The first installment of our series on U.S. real estate by correspondent Mark G. focused on residential real estate. In Part 2, Mark explains why the commercial real estate (CRE) market is set to implode. The fundamentals of demographics, stagnant household income and an overbuilt retail sector eroded by eCommerce support only one conclusion: commercial real estate in the U.S. will implode as retail sales and profits weaken.
After Seven Lean Years, Part 1: US Residential Real Estate: The Present Position And Future ProspectsSubmitted by Tyler Durden on 01/13/2014 10:24 -0400
In the last 8+ years, housing has proceeded through a cycle of bubble-bust-echo-bubble: now the echo bubble is crumbling, for all the same reasons the 2006-7 bubble burst: a prosperity based on asset bubbles and low interest rates is a phantom prosperity that cannot last.
Over the past two weeks, Trust Preferred (or TruPS) CDOs have gained prominent attention as a result of being the first, and so far only, security that the recently implemented and largely watered-down, Volcker Rule has frowned upon, and leading various regional banks, such as Zions, to liquidate the offending asset while booking substantial losses. But... what are TruPS CDOs, and just how big (or small) of an issue is a potential wholesale liquidation in the market? Courtesy of the Philly Fed we now have the extended answer.
For all the endless talk of a recovery during the past five years, there is a very tangible reason why for most people this is nothing but spin, propaganda and lies: when one strips away the retroactively adjusted GDP, the seasonally adjusted (and politically mandated) counting of temp jobs, the constantly upward revised jobless claims, the Fed's $4+ trillion balance sheet of course, and even the declining (yes, declining) real disposable income per capita, what one is left with is the lowest loan creation out of a recession (or depression) in history, and is at indexed levels last seen during the Lehman collapse over five years ago!
Let's discuss what an increase in rates, even a slight nominal blip, really means for those of us in the EU and the US.
The beast is howling - and Krugman thinks it's his cat purring.
AIG Has Every Right & Responsibility To Sue The US For Excessive Interest Payments On It's Bailout!
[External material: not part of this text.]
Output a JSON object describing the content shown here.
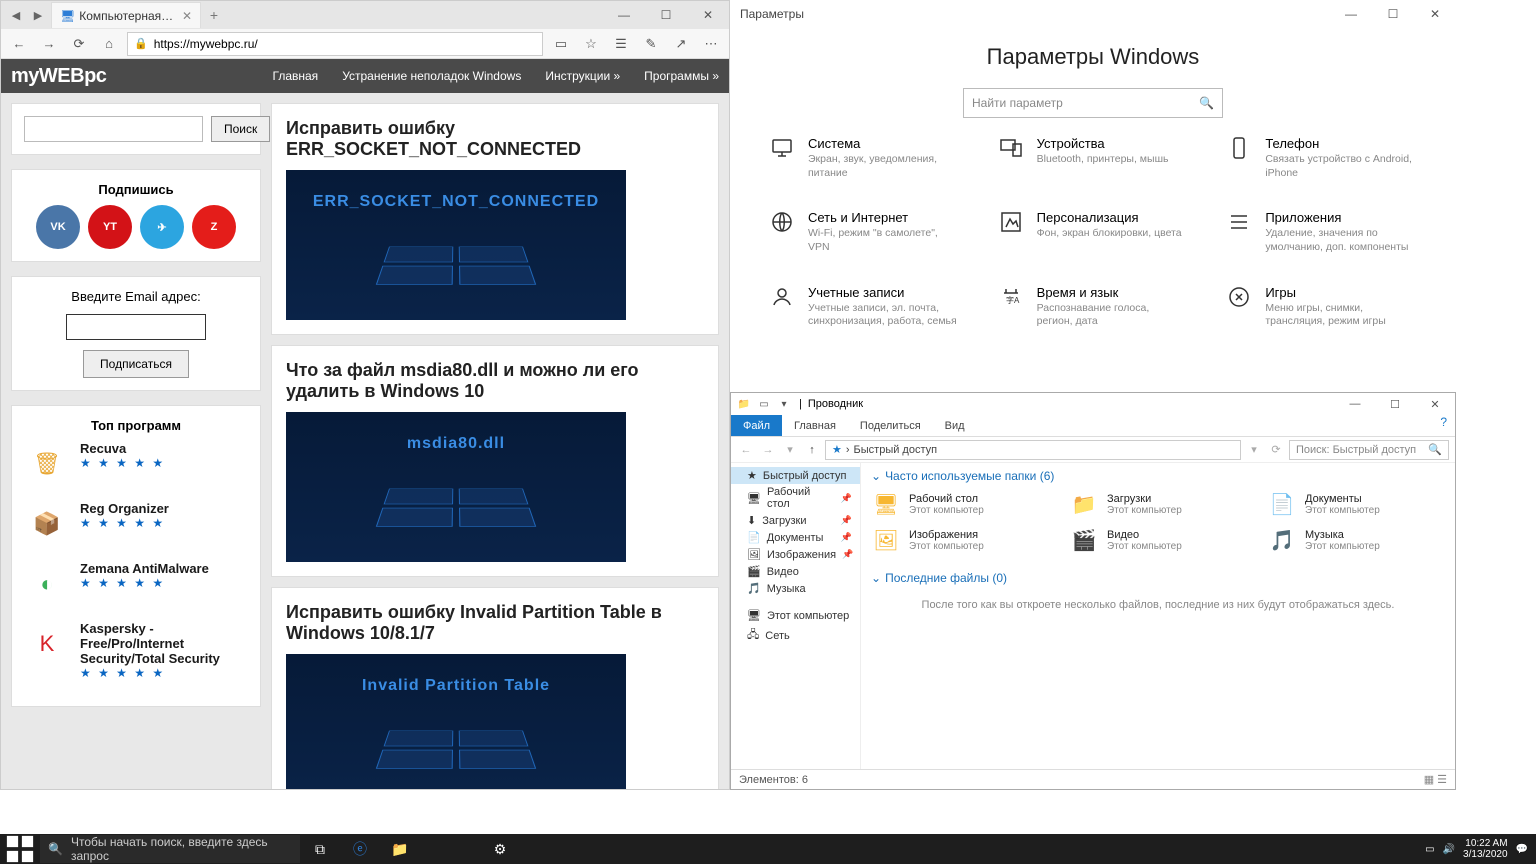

That's Right, I Said It!!!Submitted by Reggie Middleton on 01/09/2013 11:28 -0400
AIG shareholders aren't just paying interest on its own bailout, they are paying (paid) hefty interest charges on the bailout of the most connected entity in the history of finance, the VAMPIRE SQUID, Goldman Sachs!
Foreign money is flowing heavily into US real estate markets. Now some think that foreign money is going to prop up the entire market but this is simply not the case. The money flowing in from abroad is going specifically into targeted markets. This isn’t necessarily a US trend only. Canada is experiencing a massive housing bubble from money flowing in from China in particular. Here in Southern California many cities are seeing solid money flowing in from Asian countries. You have this occurring while big fund domestic investors are buying up low priced real estate cross the country as investments. What occurs then is the crowding out of your typical home buyer. I get e-mails from local families looking to buy saying they were outbid by $50,000 or $100,000 for properties that had nothing special. Even after the crash, why does it seem hard for domestic buyers to purchase a home?
Spain would've banned this analysis!